Paul Hoover, co-editor of New American Writing for three decades, is a prime example of the poet who can see beyond his immediate self-interest and figure out a useful way to serve the art itself. I am delighted that a wonderful poem by Hoover -- "God's Promises," published in Poetry in 2010 -- was chosen by guest editor Kevin Young for the 2011 edition of Best American Poetry, now just weeks away. David Baker, poetry editor of the Kenyon Review, springs to mind as another example of the breed. You'll find compelling work by Baker ("Outside") in a recent issue of Southern Review.
That venerable magazine out of LSU was edited by the late Jeanne Leiby, who died in an automobile accident on April 19 this year. The magazine's staff honors Leiby in the Summer 2011 issue, which has impressive poems by Jen McClanaghan, Ariana-Sophia Kartsonis, Peter Marcus, and Rebecca Hazelton -- courtesy of poetry editor Jessica Faust-Spitzfaden. Of Jeanne Leiby (1964-2011), we learn that it pleased her to call writers with the news that their work had been accepted for the magazine. "Here's why I call," she explained. "I spend a lot of my life rejecting things -- that's the reality of my job. When I find something that excites me so much I want to put it in print, I'm happy, I'm thrilled. . . .The world of writing and editing is solitary enough.
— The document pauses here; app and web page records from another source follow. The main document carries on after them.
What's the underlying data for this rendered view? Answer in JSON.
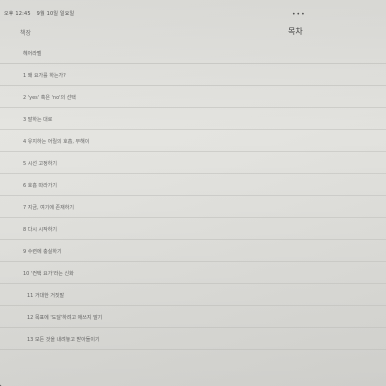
{
  "status_bar": {
    "time": "오후 12:45",
    "date": "9월 10일 일요일"
  },
  "nav": {
    "back_label": "책장",
    "title": "목차"
  },
  "toc": {
    "items": [
      "헤어라벨",
      "1 왜 요가를 하는가?",
      "2 'yes' 혹은 'no'의 선택",
      "3 말하는 대로",
      "4 유지하는 어릴의 호흡, 무해이",
      "5 시선 고정하기",
      "6 호흡 따라가기",
      "7 지금, 여기에 존재하기",
      "8 다시 시작하기",
      "9 수련에 충실하기",
      "10 '컨택 요가'라는 신화",
      "11 거대한 거짓말",
      "12 목표에 '도달'하려고 애쓰지 말기",
      "13 모든 것을 내려놓고 받아들이기"
    ]
  }
}
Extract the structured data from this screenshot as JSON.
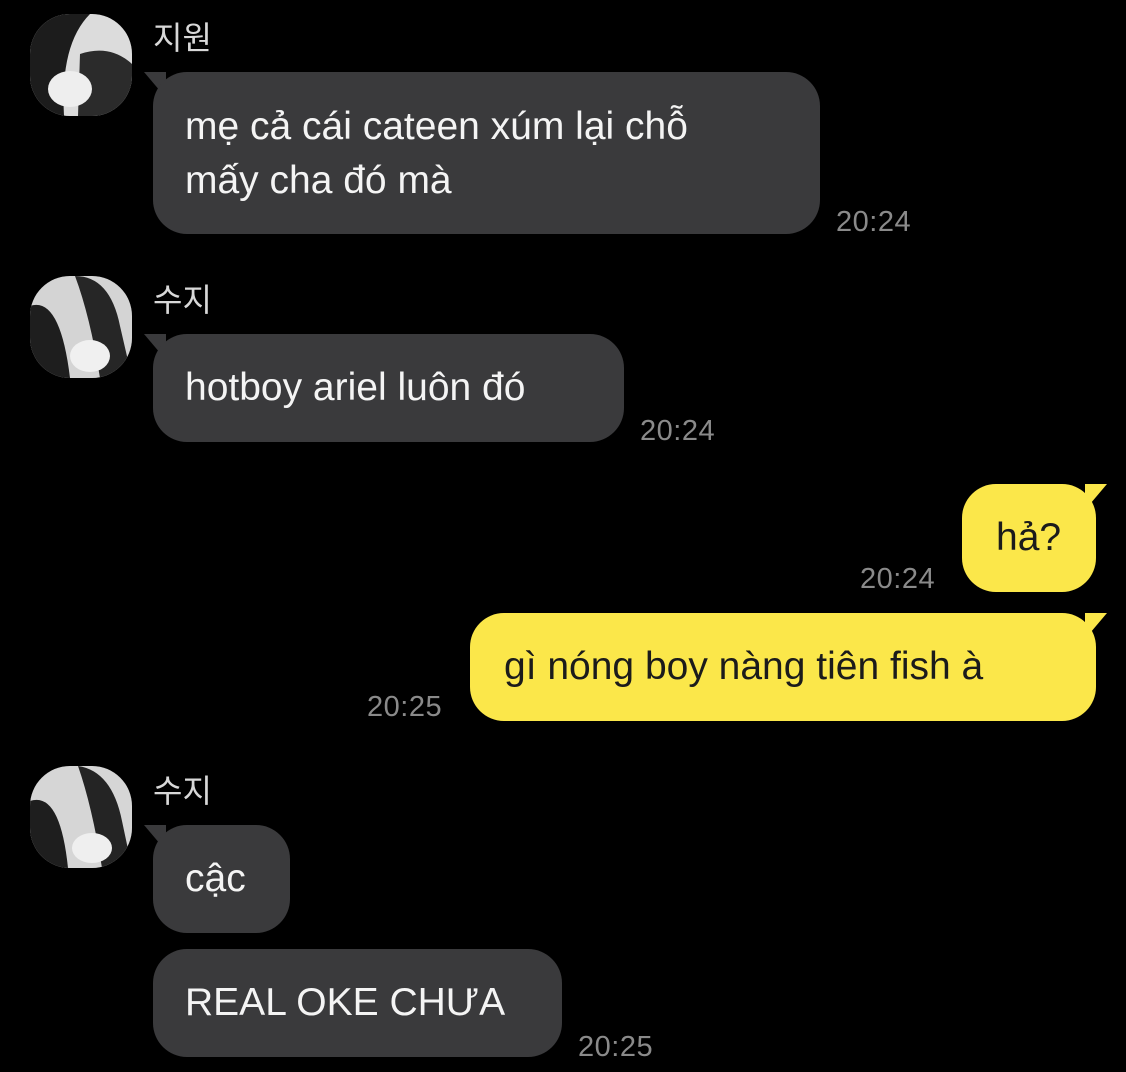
{
  "messages": [
    {
      "sender": "지원",
      "text_line1": "mẹ cả cái cateen xúm lại chỗ",
      "text_line2": "mấy cha đó mà",
      "time": "20:24"
    },
    {
      "sender": "수지",
      "text": "hotboy ariel luôn đó",
      "time": "20:24"
    },
    {
      "text": "hả?",
      "time": "20:24"
    },
    {
      "text": "gì nóng boy nàng tiên fish à",
      "time": "20:25"
    },
    {
      "sender": "수지",
      "text1": "cậc",
      "text2": "REAL OKE CHƯA",
      "time": "20:25"
    }
  ],
  "colors": {
    "background": "#000000",
    "incoming_bubble": "#3a3a3c",
    "outgoing_bubble": "#fbe74a",
    "timestamp": "#8a8a8a"
  },
  "icons": {
    "avatar": "profile-photo"
  }
}
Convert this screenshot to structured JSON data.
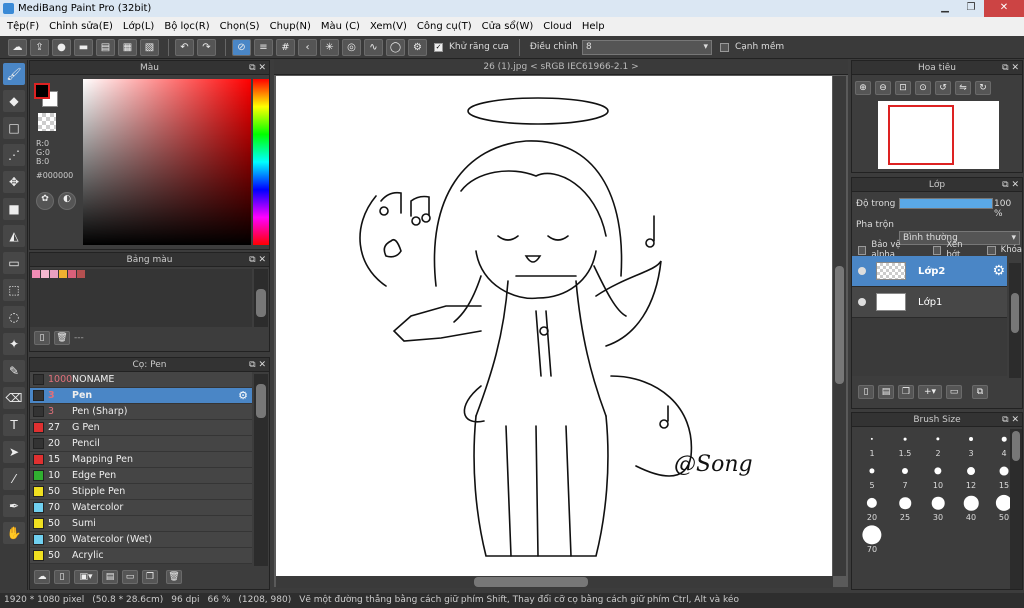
{
  "window": {
    "title": "MediBang Paint Pro (32bit)"
  },
  "menu": [
    "Tệp(F)",
    "Chỉnh sửa(E)",
    "Lớp(L)",
    "Bộ lọc(R)",
    "Chọn(S)",
    "Chụp(N)",
    "Màu (C)",
    "Xem(V)",
    "Công cụ(T)",
    "Cửa sổ(W)",
    "Cloud",
    "Help"
  ],
  "toolbar": {
    "antialias_label": "Khử răng cưa",
    "adjust_label": "Điều chỉnh",
    "adjust_value": "8",
    "soft_edge_label": "Cạnh mềm"
  },
  "color_panel": {
    "title": "Màu",
    "r": "R:0",
    "g": "G:0",
    "b": "B:0",
    "hex": "#000000",
    "fg": "#000000",
    "bg": "#ffffff"
  },
  "palette_panel": {
    "title": "Bảng màu",
    "swatches": [
      "#f08cb4",
      "#f4b8cf",
      "#e9a0c0",
      "#f0b030",
      "#d9607a",
      "#b45050"
    ],
    "footer": "---"
  },
  "brush_panel": {
    "title": "Cọ: Pen",
    "brushes": [
      {
        "size": "1000",
        "name": "NONAME",
        "color": "#333333",
        "red": true
      },
      {
        "size": "3",
        "name": "Pen",
        "color": "#333333",
        "red": true,
        "selected": true
      },
      {
        "size": "3",
        "name": "Pen (Sharp)",
        "color": "#333333",
        "red": true
      },
      {
        "size": "27",
        "name": "G Pen",
        "color": "#e03030"
      },
      {
        "size": "20",
        "name": "Pencil",
        "color": "#333333"
      },
      {
        "size": "15",
        "name": "Mapping Pen",
        "color": "#e03030"
      },
      {
        "size": "10",
        "name": "Edge Pen",
        "color": "#30b030"
      },
      {
        "size": "50",
        "name": "Stipple Pen",
        "color": "#f0e020"
      },
      {
        "size": "70",
        "name": "Watercolor",
        "color": "#70d0f0"
      },
      {
        "size": "50",
        "name": "Sumi",
        "color": "#f0e020"
      },
      {
        "size": "300",
        "name": "Watercolor (Wet)",
        "color": "#70d0f0"
      },
      {
        "size": "50",
        "name": "Acrylic",
        "color": "#f0e020"
      }
    ]
  },
  "canvas": {
    "tab_title": "26 (1).jpg < sRGB IEC61966-2.1 >",
    "signature": "@Song"
  },
  "navigator": {
    "title": "Hoa tiêu"
  },
  "layer_panel": {
    "title": "Lớp",
    "opacity_label": "Độ trong",
    "opacity_value": "100 %",
    "opacity_fraction": 1.0,
    "blend_label": "Pha trộn",
    "blend_value": "Bình thường",
    "protect_alpha": "Bảo vệ alpha",
    "clipping": "Xén bớt",
    "lock": "Khóa",
    "layers": [
      {
        "name": "Lớp2",
        "selected": true
      },
      {
        "name": "Lớp1",
        "selected": false
      }
    ]
  },
  "brush_size_panel": {
    "title": "Brush Size",
    "sizes": [
      "1",
      "1.5",
      "2",
      "3",
      "4",
      "5",
      "7",
      "10",
      "12",
      "15",
      "20",
      "25",
      "30",
      "40",
      "50",
      "70"
    ]
  },
  "status": {
    "dimensions": "1920 * 1080 pixel",
    "physical": "(50.8 * 28.6cm)",
    "dpi": "96 dpi",
    "zoom": "66 %",
    "coords": "(1208, 980)",
    "hint": "Vẽ một đường thẳng bằng cách giữ phím Shift, Thay đổi cỡ cọ bằng cách giữ phím Ctrl, Alt và kéo"
  }
}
I want to know the writer behind the work."
Elizabeth Powell belongs in this company of exemplary editors. I admire the taste in poetry on display in Green Mountains Review, where Powell is the poetry editor, and I want to call attention to her own poems and prose poems, such as "Jiffy Lube, Byway 17, North Medford, IL," which was posted last month by Zocalo Public Square. Here is an excerpt. -- DL
Knocked up at twenty, after two previous abortions, she hadn’t wanted to test her luck with a Lord she wasn’t totally sure didn’t exist. She had left her local progressive radio station to marry the teaching assistant from her mass communications class. He was the one who had knocked her up. Now, twelve years later, she knew there was indeed a God and his main purpose was to torture her. She knew that seemed self-important to think, but her husband was balding, now overweight, still sleeping with his students. He did it the way many women eat chocolate, compulsively, secretly, with great melt-in-the-mouth relish. He was a connoisseur of Bambis: Young, long legged fawns with blonde hair. What she had been, and if truth be told, still was.